## What you should do
Using the records below, filter out every line that lacks "Software" and copy the rest.

------------------------------------------------

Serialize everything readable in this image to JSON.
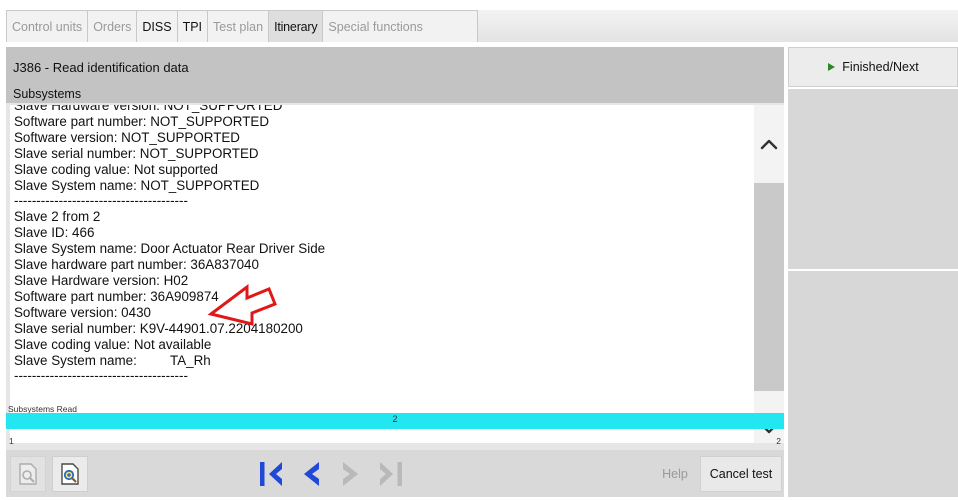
{
  "tabs": [
    {
      "label": "Control units",
      "style": "dim"
    },
    {
      "label": "Orders",
      "style": "dim"
    },
    {
      "label": "DISS",
      "style": "dark"
    },
    {
      "label": "TPI",
      "style": "dark"
    },
    {
      "label": "Test plan",
      "style": "dim"
    },
    {
      "label": "Itinerary",
      "style": "active"
    },
    {
      "label": "Special functions",
      "style": "dim"
    }
  ],
  "header": {
    "title": "J386 - Read identification data",
    "subtitle": "Subsystems"
  },
  "output_lines": [
    "Slave Hardware version: NOT_SUPPORTED",
    "Software part number: NOT_SUPPORTED",
    "Software version: NOT_SUPPORTED",
    "Slave serial number: NOT_SUPPORTED",
    "Slave coding value: Not supported",
    "Slave System name: NOT_SUPPORTED",
    "---------------------------------------",
    "Slave 2 from 2",
    "Slave ID: 466",
    "Slave System name: Door Actuator Rear Driver Side",
    "Slave hardware part number: 36A837040",
    "Slave Hardware version: H02",
    "Software part number: 36A909874",
    "Software version: 0430",
    "Slave serial number: K9V-44901.07.2204180200",
    "Slave coding value: Not available",
    "Slave System name:         TA_Rh",
    "---------------------------------------"
  ],
  "progress": {
    "label": "Subsystems Read",
    "value": "2",
    "fraction": 1.0,
    "scale_min": "1",
    "scale_max": "2"
  },
  "footer": {
    "help_label": "Help",
    "cancel_label": "Cancel test"
  },
  "side": {
    "finished_label": "Finished/Next"
  },
  "colors": {
    "progress_fill": "#23e7f0",
    "nav_active": "#1f49d6",
    "nav_disabled": "#b9b9b9",
    "play_arrow": "#2a8a2a",
    "annotation_arrow": "#e01818"
  }
}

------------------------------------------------

## Solution to the exercise
    "Software part number: NOT_SUPPORTED",
    "Software version: NOT_SUPPORTED",
    "Software part number: 36A909874",
    "Software version: 0430",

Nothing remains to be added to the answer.